■ What you will do ■
Give only the number of lines below that contain the word "header".

Start of Data records

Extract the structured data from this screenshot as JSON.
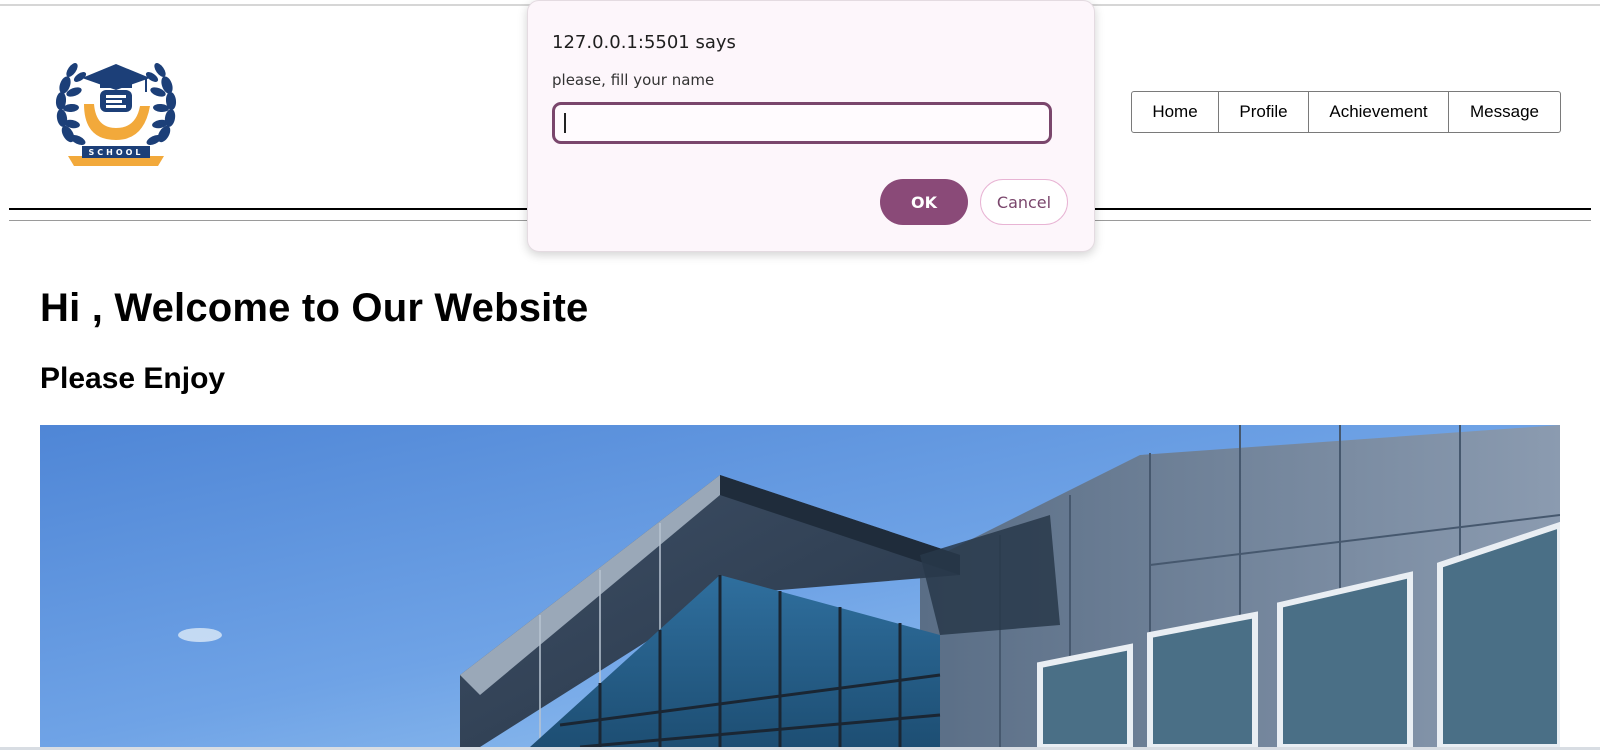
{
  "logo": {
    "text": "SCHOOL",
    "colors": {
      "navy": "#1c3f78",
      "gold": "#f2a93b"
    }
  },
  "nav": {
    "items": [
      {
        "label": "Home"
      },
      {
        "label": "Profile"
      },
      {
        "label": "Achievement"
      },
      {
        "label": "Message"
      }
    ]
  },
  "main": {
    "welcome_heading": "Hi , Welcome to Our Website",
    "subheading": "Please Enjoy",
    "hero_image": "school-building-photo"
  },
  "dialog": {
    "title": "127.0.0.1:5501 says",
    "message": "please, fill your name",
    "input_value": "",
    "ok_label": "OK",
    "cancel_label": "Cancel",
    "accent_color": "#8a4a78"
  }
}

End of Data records
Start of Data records

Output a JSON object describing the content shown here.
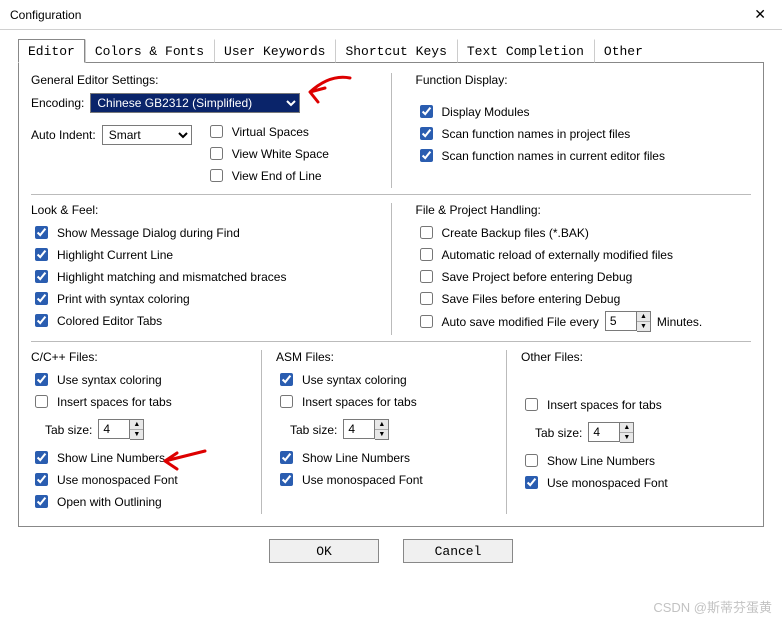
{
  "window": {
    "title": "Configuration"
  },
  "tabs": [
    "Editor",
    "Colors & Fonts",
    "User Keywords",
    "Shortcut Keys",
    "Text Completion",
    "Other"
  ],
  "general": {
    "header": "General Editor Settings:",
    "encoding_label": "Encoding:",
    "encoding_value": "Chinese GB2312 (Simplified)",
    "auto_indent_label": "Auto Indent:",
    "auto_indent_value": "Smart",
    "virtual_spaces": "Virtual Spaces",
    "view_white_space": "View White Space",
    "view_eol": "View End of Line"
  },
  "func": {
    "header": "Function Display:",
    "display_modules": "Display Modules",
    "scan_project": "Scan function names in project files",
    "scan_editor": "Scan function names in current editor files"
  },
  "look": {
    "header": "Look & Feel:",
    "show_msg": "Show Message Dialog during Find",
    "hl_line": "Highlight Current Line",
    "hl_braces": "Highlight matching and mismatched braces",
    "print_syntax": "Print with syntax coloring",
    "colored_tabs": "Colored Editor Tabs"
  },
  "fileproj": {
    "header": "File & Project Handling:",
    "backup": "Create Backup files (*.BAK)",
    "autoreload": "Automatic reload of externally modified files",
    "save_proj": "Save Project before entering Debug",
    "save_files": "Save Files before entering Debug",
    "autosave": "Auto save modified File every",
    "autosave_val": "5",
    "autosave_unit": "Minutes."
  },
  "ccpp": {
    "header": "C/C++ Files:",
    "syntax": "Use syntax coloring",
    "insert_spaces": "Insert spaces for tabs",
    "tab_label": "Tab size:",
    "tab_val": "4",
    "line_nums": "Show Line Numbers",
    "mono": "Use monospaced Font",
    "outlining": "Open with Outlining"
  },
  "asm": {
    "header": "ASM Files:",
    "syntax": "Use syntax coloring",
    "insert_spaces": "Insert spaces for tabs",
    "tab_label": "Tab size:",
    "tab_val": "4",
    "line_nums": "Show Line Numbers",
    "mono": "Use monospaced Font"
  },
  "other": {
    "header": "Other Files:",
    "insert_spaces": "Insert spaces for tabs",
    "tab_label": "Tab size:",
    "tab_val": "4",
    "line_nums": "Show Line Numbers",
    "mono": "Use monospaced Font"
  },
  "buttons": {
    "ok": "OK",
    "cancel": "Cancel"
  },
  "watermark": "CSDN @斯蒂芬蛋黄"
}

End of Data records

■ Response below ■
7